* **The records**:
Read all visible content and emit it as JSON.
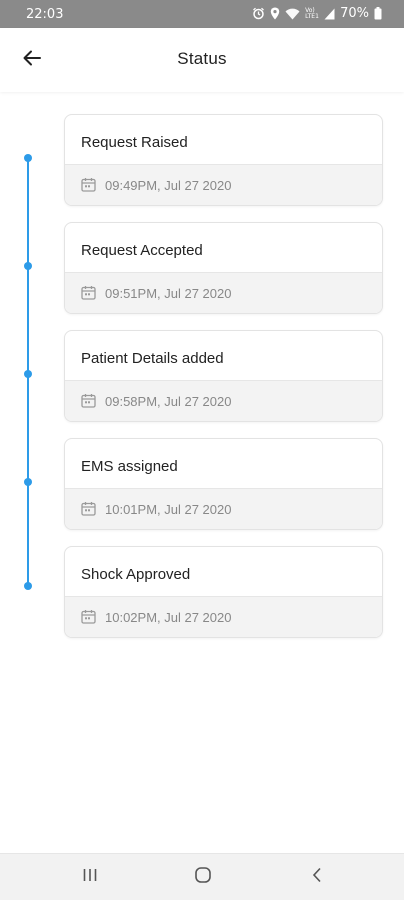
{
  "statusbar": {
    "time": "22:03",
    "signal_label": "Vo) LTE1",
    "battery": "70%"
  },
  "header": {
    "title": "Status"
  },
  "timeline": [
    {
      "title": "Request Raised",
      "time": "09:49PM, Jul 27 2020"
    },
    {
      "title": "Request Accepted",
      "time": "09:51PM, Jul 27 2020"
    },
    {
      "title": "Patient Details added",
      "time": "09:58PM, Jul 27 2020"
    },
    {
      "title": "EMS assigned",
      "time": "10:01PM, Jul 27 2020"
    },
    {
      "title": "Shock Approved",
      "time": "10:02PM, Jul 27 2020"
    }
  ],
  "icons": {
    "back": "arrow-left-icon",
    "date": "calendar-icon",
    "nav_recents": "recent-apps-icon",
    "nav_home": "home-icon",
    "nav_back": "chevron-left-icon"
  },
  "colors": {
    "accent": "#2d9be8",
    "statusbar": "#8a8a8a"
  }
}
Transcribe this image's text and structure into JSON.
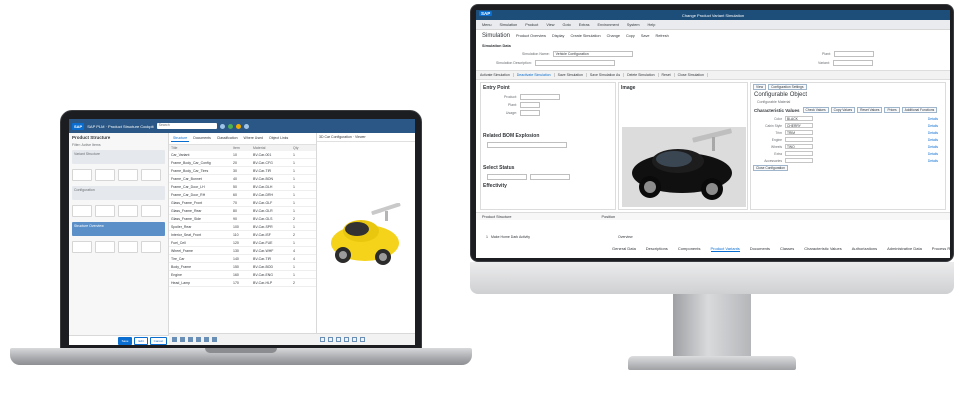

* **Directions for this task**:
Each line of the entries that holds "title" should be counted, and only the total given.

* **Written solution**:
6